Academy SponsorsThe police in America have a duty to enforce the law impartially, but too often they fail to do so. The United States is like any other country in that crime is bound to occur. The only difference is that the prison population in the U.S. primarily consists of minorities, which reflects the bias in policing. The average person would think that since the United States is a predominantly white country that the jails would reflect that, but that simply isn’t true. This isn’t conceivable in America when whites are more likely to commit various criminal acts than their minority counterparts. The police should enforce laws equitably across racial lines.

The unjust policing in America leads to the arrest of minorities disproportionately in comparison to white people. According to the NAACP Criminal Fact Sheet, in the U.S. African Americans represent 12 percent of the total population of drug users, but 38 percent of those arrested for drug offenses, and 59 percent of those in state prison for a drug offense. This shows that police departments aren’t enforcing the law equitably. If they were, they would go after the people who are most likely to possess these illegal contrabands.

African Americans serve virtually as much time in prison for a nonviolent drug offense (58.7 months) as whites do for a violent offense (61.7 months). It’s apparent that the justice system is directly targeting minorities in order to enslave them instead of working towards rehabilitation for prisoners. If modern U.S. jails were actually used to rehabilitate and policing became unbiased then, according to Unlocking America today’s prison and jail populations would decline by approximately 50 percent.

The bias filled policing the in the U.S. has led to police using deadly force more against minorities than against their white counterparts. According to Mapping Police Violence, black people are three times more likely to be killed by police than white people. This stems from the preconceived notions that police officers have about minorities but also just from clear cut racism. This racism becomes ever so apparent when minorities see how police can de-escalate encounters with whites nonviolently, but they can only deem a bullet as the practical way to defuse situations when it involves African-Americans. This type of policing has led to the black community having little to no confidence in the police to do their job without leaving a trail blood of an African American behind them. The fear that parents now have for their black children is no longer the fear that their child might be kidnapped, but that they’ll be killed in cold blood by the people who are suppose to protect them.

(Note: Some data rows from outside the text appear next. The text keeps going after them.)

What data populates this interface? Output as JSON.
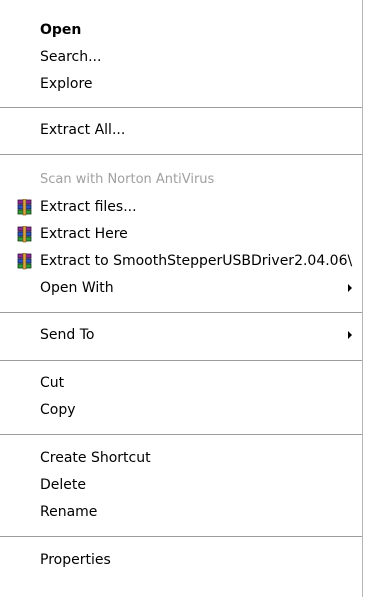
{
  "menu": {
    "open": "Open",
    "search": "Search...",
    "explore": "Explore",
    "extract_all": "Extract All...",
    "scan_norton": "Scan with Norton AntiVirus",
    "extract_files": "Extract files...",
    "extract_here": "Extract Here",
    "extract_to": "Extract to SmoothStepperUSBDriver2.04.06\\",
    "open_with": "Open With",
    "send_to": "Send To",
    "cut": "Cut",
    "copy": "Copy",
    "create_shortcut": "Create Shortcut",
    "delete": "Delete",
    "rename": "Rename",
    "properties": "Properties"
  },
  "icons": {
    "archive": "winrar-archive-icon",
    "submenu": "submenu-arrow-icon"
  },
  "colors": {
    "background": "#ffffff",
    "text": "#000000",
    "disabled_text": "#a0a0a0",
    "separator": "#9c9c9c"
  }
}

The argument that the police are just trying to do their job to the best of their ability when in high pressure situations and when they are not in them is an invalid one. If police were trying to do their job as well as they could, they would go after the individuals who are most prone to commit certain crimes, they wouldn’t shoot minorities first and ask questions later, they wouldn’t watch as the number of people of color in prisons steadily increases. If equity in law enforcement is going to occur, police departments across the nation need to accept the problem for what it is and make it a priority to work with officers on race relations. The police cannot continue to kill minorities and not be reprimanded just because they don’t value the lives of people of color.

The enforcement of the law by the country’s officials needs to be enforced on the basis of the crime and not on the color of a person’s skin. In the words of Dr. Martin Luther King Jr.,” I have a dream that my four little children will one day live in a nation where they will not be judged by the color of their skin, but by the content of their character.”